Dataset rows for apps and sites

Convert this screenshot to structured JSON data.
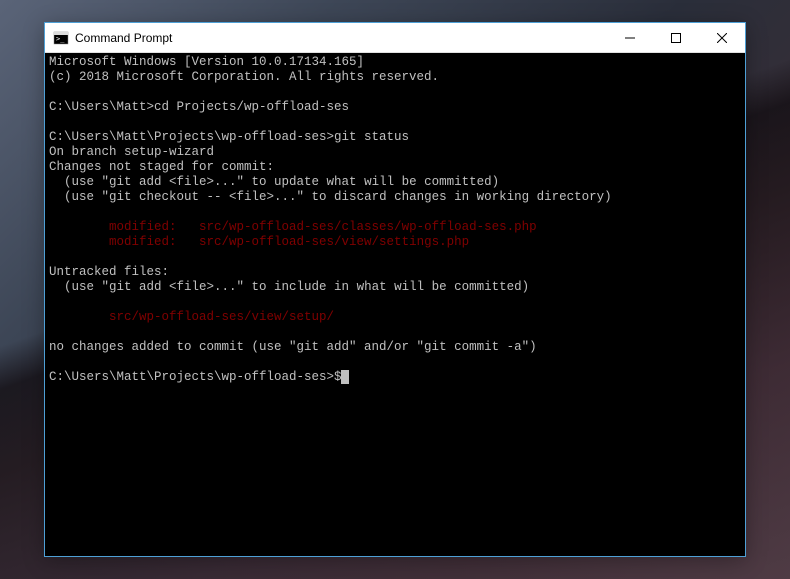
{
  "window": {
    "title": "Command Prompt"
  },
  "terminal": {
    "lines": [
      {
        "t": "Microsoft Windows [Version 10.0.17134.165]",
        "c": ""
      },
      {
        "t": "(c) 2018 Microsoft Corporation. All rights reserved.",
        "c": ""
      },
      {
        "t": "",
        "c": ""
      },
      {
        "t": "C:\\Users\\Matt>cd Projects/wp-offload-ses",
        "c": ""
      },
      {
        "t": "",
        "c": ""
      },
      {
        "t": "C:\\Users\\Matt\\Projects\\wp-offload-ses>git status",
        "c": ""
      },
      {
        "t": "On branch setup-wizard",
        "c": ""
      },
      {
        "t": "Changes not staged for commit:",
        "c": ""
      },
      {
        "t": "  (use \"git add <file>...\" to update what will be committed)",
        "c": ""
      },
      {
        "t": "  (use \"git checkout -- <file>...\" to discard changes in working directory)",
        "c": ""
      },
      {
        "t": "",
        "c": ""
      },
      {
        "t": "        modified:   src/wp-offload-ses/classes/wp-offload-ses.php",
        "c": "red"
      },
      {
        "t": "        modified:   src/wp-offload-ses/view/settings.php",
        "c": "red"
      },
      {
        "t": "",
        "c": ""
      },
      {
        "t": "Untracked files:",
        "c": ""
      },
      {
        "t": "  (use \"git add <file>...\" to include in what will be committed)",
        "c": ""
      },
      {
        "t": "",
        "c": ""
      },
      {
        "t": "        src/wp-offload-ses/view/setup/",
        "c": "red"
      },
      {
        "t": "",
        "c": ""
      },
      {
        "t": "no changes added to commit (use \"git add\" and/or \"git commit -a\")",
        "c": ""
      },
      {
        "t": "",
        "c": ""
      }
    ],
    "prompt": "C:\\Users\\Matt\\Projects\\wp-offload-ses>$"
  }
}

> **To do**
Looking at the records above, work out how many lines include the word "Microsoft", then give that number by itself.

> **Output for this task**
2